The inability to keep the head centered in the glenoid may result from cuff disease.

Acute tears

Acute tears of the subscapularis may contribute to recurrent anterior instability. (Neviaser Neviaser 1993 Sonnabend 1994 Toolanen Hildingsson 1993)

Chronic loss of compressive effect

Chronic loss of the normal compressive effect of the cuff mechanism and of the stabilizing effect of the superior cuff tendon interposed between the humeral head and the coracoacromial arch may contribute to superior glenohumeral instability. (Flatow Raimondo 1996 Flatow Soslowsky 1994 Lazarus Harryman II 1995 February 16-21 Poppen and Walker 1976 Ziegler Matsen III 1996) Superior instability is magnified in the presence of wear of the upper glenoid rim (see figures 7-9) (Neer Craig 1983) and when the normal supportive function of the coracoacromial arch is lost from erosion or surgical removal. (Wiley 1991)

Click to enlarge

Figure 7
Click to enlarge

Figure 8
Click to enlarge

Figure 9

Roughness associated with cuff disease manifests itself as symptomatic crepitus on passive glenohumeral motion.

More about rougness

Bursal hypertrophy secondary changes in the undersurface of the coracoacromial arch loss of the integrity of the upper aspect of the cuff tendons degenerative changes of the tuberosities may all contribute to subacromial abrasion.
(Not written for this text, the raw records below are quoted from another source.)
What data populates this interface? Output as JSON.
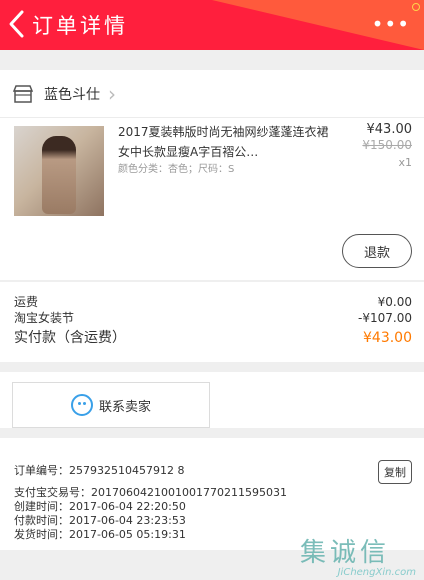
{
  "header": {
    "title": "订单详情",
    "more_label": "•••"
  },
  "shop": {
    "name": "蓝色斗仕",
    "chevron": "›"
  },
  "product": {
    "title": "2017夏装韩版时尚无袖网纱蓬蓬连衣裙女中长款显瘦A字百褶公…",
    "sku": "颜色分类：杏色；尺码：S",
    "price": "¥43.00",
    "original_price": "¥150.00",
    "quantity": "x1",
    "refund_label": "退款"
  },
  "costs": [
    {
      "label": "运费",
      "value": "¥0.00"
    },
    {
      "label": "淘宝女装节",
      "value": "-¥107.00"
    }
  ],
  "total": {
    "label": "实付款（含运费）",
    "value": "¥43.00"
  },
  "contact": {
    "label": "联系卖家"
  },
  "order_info": {
    "order_no": "订单编号：257932510457912 8",
    "copy_label": "复制",
    "alipay_no": "支付宝交易号：2017060421001001770211595031",
    "created": "创建时间：2017-06-04 22:20:50",
    "paid": "付款时间：2017-06-04 23:23:53",
    "shipped": "发货时间：2017-06-05 05:19:31"
  },
  "watermark": {
    "text": "集诚信",
    "url": "JiChengXin.com"
  },
  "colors": {
    "header_red": "#ff1f3d",
    "header_orange": "#ff5a3c",
    "total_orange": "#ff7a00",
    "wangwang_blue": "#3aa0e8"
  },
  "icons": {
    "back": "chevron-left-icon",
    "more": "more-dots-icon",
    "shop": "shop-icon",
    "contact": "wangwang-icon"
  }
}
Crepitus from subacromial abrasion is easily detected by placing the examiner's thumb and fingers on the anterior and posterior aspects of the acromion while the humerus is moved relative to the scapula (see figures 10 and 11). In that many shoulders demonstrate asymptomatic subacromial crepitus it is important during the examination to ask whether the crepitus noted by the examiner is directly related to the patient's complaints.

Rotator cuff tear arthropathy is another cause of roughness associated with cuff disease. This term coined by Neer and coworkers (Neer Craig 1983) denotes the loss of the glenohumeral articular surface in association with a massive rotator cuff deficiency (see figure 12). These authors described 26 shoulders of which over 75% were in female patients. The average age was 69 years; 20 per cent had evidence of contralateral cuff arthropathy and 75 per cent had no history of trauma. Typically the shoulders were swollen the muscles atrophic and the long head biceps ruptured; passive elevation was limited to an average of 90 degrees of elevation and 20 degrees of external rotation (a degree of limitation atypical of uncomplicated cuff tears). Often the shoulder demonstrated anteroposterior instability. Collapse of the proximal humeral subchondral bone was a common observation. Glenoid greater tuberosity acromial and lateral clavicular erosion were also commonly observed. The authors hypothesized that the arthropathy resulted from both mechanical factors (such as anteroposterior instability and superior migration of the humeral head) (see figures 13-17) and nutritional factors (such as loss of a closed joint space lack ofnormal diffusion of nutrients to the joint surface and disuse). To this list could be added the disruption of the tendinous--osseous circulation entering through the subscapular anterior humeral circumflex and suprascapular vessels. This condition is distinct from osteoarthritis rheumatoid arthritis avascular necrosis and neurogenic arthropathy. (Neer 1983)

Click to enlarge

Figure 10
Click to enlarge

Figure 11
Click to enlarge

Figure 12
Click to enlarge

Figure 13
Click to enlarge

Figure 14

Click to enlarge

Figure 15
Click to enlarge
Figure 16
Click to enlarge
Figure 17